Exercise:
All entries below must be output word for word, and the pictures left behind.

---*---

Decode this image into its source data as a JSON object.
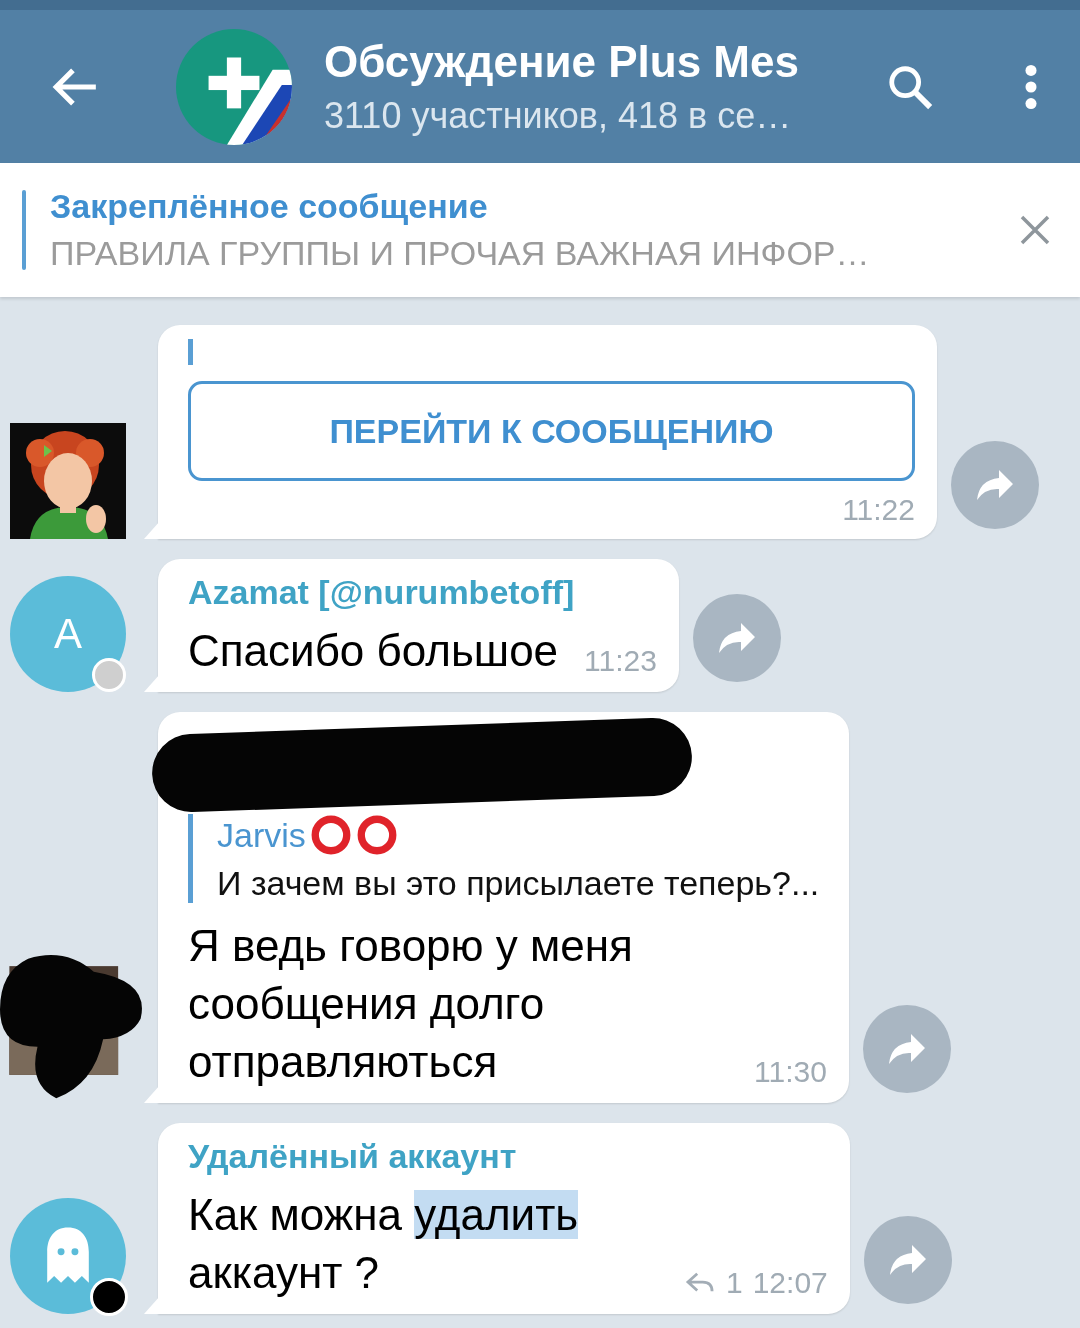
{
  "header": {
    "title": "Обсуждение Plus Mes",
    "subtitle": "3110 участников, 418 в се…"
  },
  "pinned": {
    "label": "Закреплённое сообщение",
    "text": "ПРАВИЛА ГРУППЫ И ПРОЧАЯ ВАЖНАЯ ИНФОР…"
  },
  "messages": [
    {
      "kind": "button",
      "button": "ПЕРЕЙТИ К СООБЩЕНИЮ",
      "time": "11:22"
    },
    {
      "kind": "text",
      "avatar": {
        "kind": "letter",
        "letter": "А",
        "color": "#cfcfcf"
      },
      "sender": "Azamat [@nurumbetoff]",
      "text": [
        {
          "text": "Спасибо большое",
          "selected": false
        }
      ],
      "time": "11:23"
    },
    {
      "kind": "reply",
      "avatar": {
        "kind": "hidden"
      },
      "reply": {
        "name": "Jarvis",
        "text": "И зачем вы это присылаете теперь?..."
      },
      "text": [
        {
          "text": "Я ведь говорю у меня сообщения долго отправляються",
          "selected": false
        }
      ],
      "time": "11:30"
    },
    {
      "kind": "text",
      "avatar": {
        "kind": "ghost",
        "color": "#000000"
      },
      "sender": "Удалённый аккаунт",
      "text": [
        {
          "text": "Как можна ",
          "selected": false
        },
        {
          "text": "удалить",
          "selected": true
        },
        {
          "text": " аккаунт ?",
          "selected": false
        }
      ],
      "replies": "1",
      "time": "12:07"
    }
  ]
}
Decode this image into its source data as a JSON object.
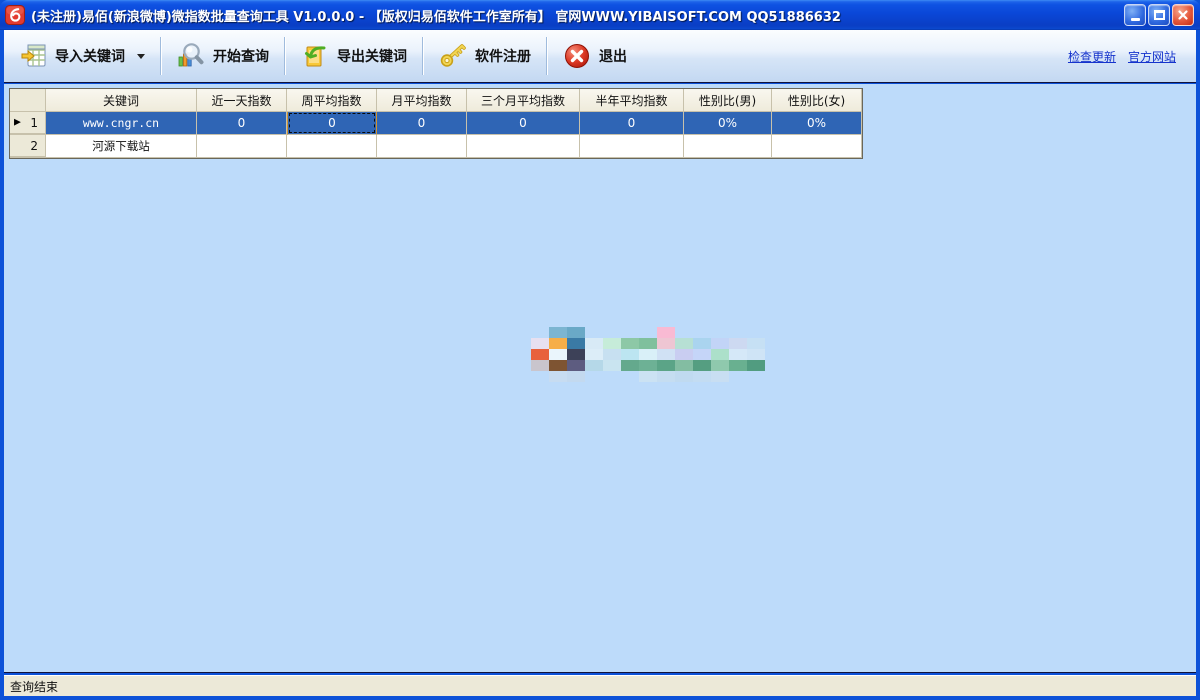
{
  "window": {
    "title": "(未注册)易佰(新浪微博)微指数批量查询工具 V1.0.0.0 -  【版权归易佰软件工作室所有】 官网WWW.YIBAISOFT.COM QQ51886632"
  },
  "toolbar": {
    "buttons": [
      {
        "label": "导入关键词",
        "icon": "import-keywords-icon",
        "has_dropdown": true
      },
      {
        "label": "开始查询",
        "icon": "start-query-icon"
      },
      {
        "label": "导出关键词",
        "icon": "export-keywords-icon"
      },
      {
        "label": "软件注册",
        "icon": "register-key-icon"
      },
      {
        "label": "退出",
        "icon": "exit-icon"
      }
    ],
    "links": [
      {
        "label": "检查更新"
      },
      {
        "label": "官方网站"
      }
    ]
  },
  "table": {
    "columns": [
      "关键词",
      "近一天指数",
      "周平均指数",
      "月平均指数",
      "三个月平均指数",
      "半年平均指数",
      "性别比(男)",
      "性别比(女)"
    ],
    "rows": [
      {
        "num": "1",
        "selected": true,
        "current": true,
        "cells": [
          "www.cngr.cn",
          "0",
          "0",
          "0",
          "0",
          "0",
          "0%",
          "0%"
        ]
      },
      {
        "num": "2",
        "selected": false,
        "current": false,
        "cells": [
          "河源下载站",
          "",
          "",
          "",
          "",
          "",
          "",
          ""
        ]
      }
    ],
    "focused_cell": {
      "row": 0,
      "col": 2
    }
  },
  "status_bar": {
    "text": "查询结束"
  },
  "watermark": {
    "rows": [
      [
        null,
        "#7cb5d1",
        "#6aa9c7",
        null,
        null,
        null,
        null,
        "#f9bad3",
        null,
        null,
        null,
        null,
        null
      ],
      [
        "#e7e0f0",
        "#f6ae48",
        "#3a7aa5",
        "#d8eaf6",
        "#c6ecd9",
        "#8dc8a6",
        "#7fc09d",
        "#eec6d3",
        "#b7e0d4",
        "#aad4ef",
        "#c2d4f7",
        "#cdd9f1",
        "#c6e0f4"
      ],
      [
        "#e8613c",
        "#eaf5fc",
        "#3d4158",
        "#dcedf8",
        "#c7e0f1",
        "#bce5f1",
        "#d9f0f8",
        "#d0e1f4",
        "#c9cdf1",
        "#c5d5f8",
        "#ace0ca",
        "#d5e8f8",
        "#cfe4f6"
      ],
      [
        "#c9c5cd",
        "#7e5432",
        "#5d5c80",
        "#b5d8e8",
        "#c9e4f0",
        "#64a98d",
        "#6db195",
        "#5ba487",
        "#83bda2",
        "#559e81",
        "#8fc9ad",
        "#69b090",
        "#519c80"
      ],
      [
        null,
        "#c7dcf1",
        "#c3d9ef",
        null,
        null,
        null,
        "#cbe2f3",
        "#c5ddf1",
        "#c0daf0",
        "#c3dcf2",
        "#c8def2",
        null,
        null
      ]
    ]
  },
  "colors": {
    "titlebar_blue": "#0A47D8",
    "window_border_blue": "#0D52D8",
    "selection_blue": "#2F65B5",
    "content_bg": "#BDDBFA",
    "statusbar_bg": "#ECE9D8",
    "link_blue": "#1533CC",
    "grid_line_tan": "#C7C1AB",
    "close_button_red": "#C52B11"
  }
}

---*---

Solved exercise:
Decode this image into its source data as a JSON object.
{
  "header": {
    "title": "Обсуждение Plus Mes",
    "subtitle": "3110 участников, 418 в се…"
  },
  "pinned": {
    "label": "Закреплённое сообщение",
    "text": "ПРАВИЛА ГРУППЫ И ПРОЧАЯ ВАЖНАЯ ИНФОР…"
  },
  "messages": [
    {
      "kind": "button",
      "button": "ПЕРЕЙТИ К СООБЩЕНИЮ",
      "time": "11:22"
    },
    {
      "kind": "text",
      "avatar": {
        "kind": "letter",
        "letter": "А",
        "color": "#cfcfcf"
      },
      "sender": "Azamat [@nurumbetoff]",
      "text": [
        {
          "text": "Спасибо большое",
          "selected": false
        }
      ],
      "time": "11:23"
    },
    {
      "kind": "reply",
      "avatar": {
        "kind": "hidden"
      },
      "reply": {
        "name": "Jarvis",
        "text": "И зачем вы это присылаете теперь?..."
      },
      "text": [
        {
          "text": "Я ведь говорю у меня сообщения долго отправляються",
          "selected": false
        }
      ],
      "time": "11:30"
    },
    {
      "kind": "text",
      "avatar": {
        "kind": "ghost",
        "color": "#000000"
      },
      "sender": "Удалённый аккаунт",
      "text": [
        {
          "text": "Как можна ",
          "selected": false
        },
        {
          "text": "удалить",
          "selected": true
        },
        {
          "text": " аккаунт ?",
          "selected": false
        }
      ],
      "replies": "1",
      "time": "12:07"
    }
  ]
}
Decode this image into its source data as a JSON object.
{
  "window": {
    "title": "(未注册)易佰(新浪微博)微指数批量查询工具 V1.0.0.0 -  【版权归易佰软件工作室所有】 官网WWW.YIBAISOFT.COM QQ51886632"
  },
  "toolbar": {
    "buttons": [
      {
        "label": "导入关键词",
        "icon": "import-keywords-icon",
        "has_dropdown": true
      },
      {
        "label": "开始查询",
        "icon": "start-query-icon"
      },
      {
        "label": "导出关键词",
        "icon": "export-keywords-icon"
      },
      {
        "label": "软件注册",
        "icon": "register-key-icon"
      },
      {
        "label": "退出",
        "icon": "exit-icon"
      }
    ],
    "links": [
      {
        "label": "检查更新"
      },
      {
        "label": "官方网站"
      }
    ]
  },
  "table": {
    "columns": [
      "关键词",
      "近一天指数",
      "周平均指数",
      "月平均指数",
      "三个月平均指数",
      "半年平均指数",
      "性别比(男)",
      "性别比(女)"
    ],
    "rows": [
      {
        "num": "1",
        "selected": true,
        "current": true,
        "cells": [
          "www.cngr.cn",
          "0",
          "0",
          "0",
          "0",
          "0",
          "0%",
          "0%"
        ]
      },
      {
        "num": "2",
        "selected": false,
        "current": false,
        "cells": [
          "河源下载站",
          "",
          "",
          "",
          "",
          "",
          "",
          ""
        ]
      }
    ],
    "focused_cell": {
      "row": 0,
      "col": 2
    }
  },
  "status_bar": {
    "text": "查询结束"
  },
  "watermark": {
    "rows": [
      [
        null,
        "#7cb5d1",
        "#6aa9c7",
        null,
        null,
        null,
        null,
        "#f9bad3",
        null,
        null,
        null,
        null,
        null
      ],
      [
        "#e7e0f0",
        "#f6ae48",
        "#3a7aa5",
        "#d8eaf6",
        "#c6ecd9",
        "#8dc8a6",
        "#7fc09d",
        "#eec6d3",
        "#b7e0d4",
        "#aad4ef",
        "#c2d4f7",
        "#cdd9f1",
        "#c6e0f4"
      ],
      [
        "#e8613c",
        "#eaf5fc",
        "#3d4158",
        "#dcedf8",
        "#c7e0f1",
        "#bce5f1",
        "#d9f0f8",
        "#d0e1f4",
        "#c9cdf1",
        "#c5d5f8",
        "#ace0ca",
        "#d5e8f8",
        "#cfe4f6"
      ],
      [
        "#c9c5cd",
        "#7e5432",
        "#5d5c80",
        "#b5d8e8",
        "#c9e4f0",
        "#64a98d",
        "#6db195",
        "#5ba487",
        "#83bda2",
        "#559e81",
        "#8fc9ad",
        "#69b090",
        "#519c80"
      ],
      [
        null,
        "#c7dcf1",
        "#c3d9ef",
        null,
        null,
        null,
        "#cbe2f3",
        "#c5ddf1",
        "#c0daf0",
        "#c3dcf2",
        "#c8def2",
        null,
        null
      ]
    ]
  },
  "colors": {
    "titlebar_blue": "#0A47D8",
    "window_border_blue": "#0D52D8",
    "selection_blue": "#2F65B5",
    "content_bg": "#BDDBFA",
    "statusbar_bg": "#ECE9D8",
    "link_blue": "#1533CC",
    "grid_line_tan": "#C7C1AB",
    "close_button_red": "#C52B11"
  }
}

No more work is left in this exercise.